Your answer must be an exact repetition of every record.

── Input records ──

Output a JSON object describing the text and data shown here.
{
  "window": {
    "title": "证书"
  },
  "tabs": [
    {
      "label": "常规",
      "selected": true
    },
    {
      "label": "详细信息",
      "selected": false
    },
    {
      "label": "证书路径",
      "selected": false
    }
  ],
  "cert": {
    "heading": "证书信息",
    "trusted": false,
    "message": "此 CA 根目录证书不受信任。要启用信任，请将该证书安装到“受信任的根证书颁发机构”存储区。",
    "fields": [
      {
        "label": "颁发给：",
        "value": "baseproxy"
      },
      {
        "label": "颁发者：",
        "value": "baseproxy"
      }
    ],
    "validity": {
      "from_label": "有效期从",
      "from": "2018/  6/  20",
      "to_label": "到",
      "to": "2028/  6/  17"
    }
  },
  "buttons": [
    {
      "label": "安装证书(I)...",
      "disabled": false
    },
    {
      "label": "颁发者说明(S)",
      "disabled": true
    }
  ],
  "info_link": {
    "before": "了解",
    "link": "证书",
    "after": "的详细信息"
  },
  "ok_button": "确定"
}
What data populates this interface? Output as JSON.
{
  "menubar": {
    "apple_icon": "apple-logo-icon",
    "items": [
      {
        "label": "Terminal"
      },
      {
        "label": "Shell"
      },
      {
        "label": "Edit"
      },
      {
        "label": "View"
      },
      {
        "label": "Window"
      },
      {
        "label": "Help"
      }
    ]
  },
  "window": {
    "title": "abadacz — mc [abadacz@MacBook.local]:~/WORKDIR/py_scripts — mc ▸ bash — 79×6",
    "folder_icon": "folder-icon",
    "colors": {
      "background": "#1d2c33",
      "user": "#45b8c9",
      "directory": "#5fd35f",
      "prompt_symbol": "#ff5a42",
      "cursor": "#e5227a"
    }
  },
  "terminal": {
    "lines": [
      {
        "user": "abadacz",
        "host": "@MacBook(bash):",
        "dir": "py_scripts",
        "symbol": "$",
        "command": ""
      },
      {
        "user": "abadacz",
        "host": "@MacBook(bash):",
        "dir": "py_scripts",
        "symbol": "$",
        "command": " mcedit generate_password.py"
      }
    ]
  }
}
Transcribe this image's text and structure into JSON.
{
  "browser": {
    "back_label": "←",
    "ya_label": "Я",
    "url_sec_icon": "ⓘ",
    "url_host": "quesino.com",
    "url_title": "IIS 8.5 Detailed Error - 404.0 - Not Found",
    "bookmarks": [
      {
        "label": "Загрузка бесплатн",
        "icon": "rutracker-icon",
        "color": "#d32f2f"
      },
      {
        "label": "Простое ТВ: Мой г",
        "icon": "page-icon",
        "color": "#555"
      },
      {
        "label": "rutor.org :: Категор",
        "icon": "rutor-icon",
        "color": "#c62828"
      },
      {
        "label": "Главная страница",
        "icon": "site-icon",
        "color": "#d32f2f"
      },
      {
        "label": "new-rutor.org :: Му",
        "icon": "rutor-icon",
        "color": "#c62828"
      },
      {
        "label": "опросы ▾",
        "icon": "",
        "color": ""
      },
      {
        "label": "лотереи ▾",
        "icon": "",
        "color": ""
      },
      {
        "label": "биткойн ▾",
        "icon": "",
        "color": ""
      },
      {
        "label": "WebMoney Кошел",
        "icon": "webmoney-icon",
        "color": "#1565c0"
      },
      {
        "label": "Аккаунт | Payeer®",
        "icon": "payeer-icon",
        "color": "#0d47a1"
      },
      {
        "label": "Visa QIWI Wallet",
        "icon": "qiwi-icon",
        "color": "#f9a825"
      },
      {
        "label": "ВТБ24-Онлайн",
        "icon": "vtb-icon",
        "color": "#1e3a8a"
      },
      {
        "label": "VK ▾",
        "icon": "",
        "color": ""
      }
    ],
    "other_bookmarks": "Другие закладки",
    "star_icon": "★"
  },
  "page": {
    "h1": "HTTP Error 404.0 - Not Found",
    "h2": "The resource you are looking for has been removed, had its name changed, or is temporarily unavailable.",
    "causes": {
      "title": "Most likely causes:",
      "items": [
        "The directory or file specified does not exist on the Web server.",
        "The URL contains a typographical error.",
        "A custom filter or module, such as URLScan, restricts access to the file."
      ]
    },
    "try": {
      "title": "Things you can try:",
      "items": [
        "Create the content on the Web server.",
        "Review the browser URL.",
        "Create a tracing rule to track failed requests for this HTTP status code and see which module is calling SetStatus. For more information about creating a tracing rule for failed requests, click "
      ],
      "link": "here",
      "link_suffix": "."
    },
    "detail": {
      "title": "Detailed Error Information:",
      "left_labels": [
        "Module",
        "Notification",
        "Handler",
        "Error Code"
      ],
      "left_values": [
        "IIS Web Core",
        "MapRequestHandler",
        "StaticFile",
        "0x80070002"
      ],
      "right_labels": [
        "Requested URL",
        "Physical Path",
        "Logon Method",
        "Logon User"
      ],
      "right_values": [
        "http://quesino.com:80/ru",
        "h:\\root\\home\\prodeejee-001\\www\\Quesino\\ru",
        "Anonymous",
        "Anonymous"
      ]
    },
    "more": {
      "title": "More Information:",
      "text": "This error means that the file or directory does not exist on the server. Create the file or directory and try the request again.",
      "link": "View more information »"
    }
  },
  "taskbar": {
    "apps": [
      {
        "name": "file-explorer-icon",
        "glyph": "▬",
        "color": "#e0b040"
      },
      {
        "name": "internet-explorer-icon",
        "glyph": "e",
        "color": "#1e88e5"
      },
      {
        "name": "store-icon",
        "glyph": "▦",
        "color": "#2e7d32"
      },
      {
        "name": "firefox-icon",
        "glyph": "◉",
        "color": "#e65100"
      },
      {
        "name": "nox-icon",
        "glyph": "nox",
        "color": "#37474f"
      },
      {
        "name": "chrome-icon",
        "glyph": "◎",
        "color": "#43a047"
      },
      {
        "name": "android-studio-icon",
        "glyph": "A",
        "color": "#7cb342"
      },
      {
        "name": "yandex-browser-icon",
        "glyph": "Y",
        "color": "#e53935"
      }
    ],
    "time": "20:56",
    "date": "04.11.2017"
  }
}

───

### Task result
Output a JSON object describing the text and data shown here.
{
  "window": {
    "title": "证书"
  },
  "tabs": [
    {
      "label": "常规",
      "selected": true
    },
    {
      "label": "详细信息",
      "selected": false
    },
    {
      "label": "证书路径",
      "selected": false
    }
  ],
  "cert": {
    "heading": "证书信息",
    "trusted": false,
    "message": "此 CA 根目录证书不受信任。要启用信任，请将该证书安装到“受信任的根证书颁发机构”存储区。",
    "fields": [
      {
        "label": "颁发给：",
        "value": "baseproxy"
      },
      {
        "label": "颁发者：",
        "value": "baseproxy"
      }
    ],
    "validity": {
      "from_label": "有效期从",
      "from": "2018/  6/  20",
      "to_label": "到",
      "to": "2028/  6/  17"
    }
  },
  "buttons": [
    {
      "label": "安装证书(I)...",
      "disabled": false
    },
    {
      "label": "颁发者说明(S)",
      "disabled": true
    }
  ],
  "info_link": {
    "before": "了解",
    "link": "证书",
    "after": "的详细信息"
  },
  "ok_button": "确定"
}
What data populates this interface? Output as JSON.
{
  "menubar": {
    "apple_icon": "apple-logo-icon",
    "items": [
      {
        "label": "Terminal"
      },
      {
        "label": "Shell"
      },
      {
        "label": "Edit"
      },
      {
        "label": "View"
      },
      {
        "label": "Window"
      },
      {
        "label": "Help"
      }
    ]
  },
  "window": {
    "title": "abadacz — mc [abadacz@MacBook.local]:~/WORKDIR/py_scripts — mc ▸ bash — 79×6",
    "folder_icon": "folder-icon",
    "colors": {
      "background": "#1d2c33",
      "user": "#45b8c9",
      "directory": "#5fd35f",
      "prompt_symbol": "#ff5a42",
      "cursor": "#e5227a"
    }
  },
  "terminal": {
    "lines": [
      {
        "user": "abadacz",
        "host": "@MacBook(bash):",
        "dir": "py_scripts",
        "symbol": "$",
        "command": ""
      },
      {
        "user": "abadacz",
        "host": "@MacBook(bash):",
        "dir": "py_scripts",
        "symbol": "$",
        "command": " mcedit generate_password.py"
      }
    ]
  }
}
Transcribe this image's text and structure into JSON.
{
  "browser": {
    "back_label": "←",
    "ya_label": "Я",
    "url_sec_icon": "ⓘ",
    "url_host": "quesino.com",
    "url_title": "IIS 8.5 Detailed Error - 404.0 - Not Found",
    "bookmarks": [
      {
        "label": "Загрузка бесплатн",
        "icon": "rutracker-icon",
        "color": "#d32f2f"
      },
      {
        "label": "Простое ТВ: Мой г",
        "icon": "page-icon",
        "color": "#555"
      },
      {
        "label": "rutor.org :: Категор",
        "icon": "rutor-icon",
        "color": "#c62828"
      },
      {
        "label": "Главная страница",
        "icon": "site-icon",
        "color": "#d32f2f"
      },
      {
        "label": "new-rutor.org :: Му",
        "icon": "rutor-icon",
        "color": "#c62828"
      },
      {
        "label": "опросы ▾",
        "icon": "",
        "color": ""
      },
      {
        "label": "лотереи ▾",
        "icon": "",
        "color": ""
      },
      {
        "label": "биткойн ▾",
        "icon": "",
        "color": ""
      },
      {
        "label": "WebMoney Кошел",
        "icon": "webmoney-icon",
        "color": "#1565c0"
      },
      {
        "label": "Аккаунт | Payeer®",
        "icon": "payeer-icon",
        "color": "#0d47a1"
      },
      {
        "label": "Visa QIWI Wallet",
        "icon": "qiwi-icon",
        "color": "#f9a825"
      },
      {
        "label": "ВТБ24-Онлайн",
        "icon": "vtb-icon",
        "color": "#1e3a8a"
      },
      {
        "label": "VK ▾",
        "icon": "",
        "color": ""
      }
    ],
    "other_bookmarks": "Другие закладки",
    "star_icon": "★"
  },
  "page": {
    "h1": "HTTP Error 404.0 - Not Found",
    "h2": "The resource you are looking for has been removed, had its name changed, or is temporarily unavailable.",
    "causes": {
      "title": "Most likely causes:",
      "items": [
        "The directory or file specified does not exist on the Web server.",
        "The URL contains a typographical error.",
        "A custom filter or module, such as URLScan, restricts access to the file."
      ]
    },
    "try": {
      "title": "Things you can try:",
      "items": [
        "Create the content on the Web server.",
        "Review the browser URL.",
        "Create a tracing rule to track failed requests for this HTTP status code and see which module is calling SetStatus. For more information about creating a tracing rule for failed requests, click "
      ],
      "link": "here",
      "link_suffix": "."
    },
    "detail": {
      "title": "Detailed Error Information:",
      "left_labels": [
        "Module",
        "Notification",
        "Handler",
        "Error Code"
      ],
      "left_values": [
        "IIS Web Core",
        "MapRequestHandler",
        "StaticFile",
        "0x80070002"
      ],
      "right_labels": [
        "Requested URL",
        "Physical Path",
        "Logon Method",
        "Logon User"
      ],
      "right_values": [
        "http://quesino.com:80/ru",
        "h:\\root\\home\\prodeejee-001\\www\\Quesino\\ru",
        "Anonymous",
        "Anonymous"
      ]
    },
    "more": {
      "title": "More Information:",
      "text": "This error means that the file or directory does not exist on the server. Create the file or directory and try the request again.",
      "link": "View more information »"
    }
  },
  "taskbar": {
    "apps": [
      {
        "name": "file-explorer-icon",
        "glyph": "▬",
        "color": "#e0b040"
      },
      {
        "name": "internet-explorer-icon",
        "glyph": "e",
        "color": "#1e88e5"
      },
      {
        "name": "store-icon",
        "glyph": "▦",
        "color": "#2e7d32"
      },
      {
        "name": "firefox-icon",
        "glyph": "◉",
        "color": "#e65100"
      },
      {
        "name": "nox-icon",
        "glyph": "nox",
        "color": "#37474f"
      },
      {
        "name": "chrome-icon",
        "glyph": "◎",
        "color": "#43a047"
      },
      {
        "name": "android-studio-icon",
        "glyph": "A",
        "color": "#7cb342"
      },
      {
        "name": "yandex-browser-icon",
        "glyph": "Y",
        "color": "#e53935"
      }
    ],
    "time": "20:56",
    "date": "04.11.2017"
  }
}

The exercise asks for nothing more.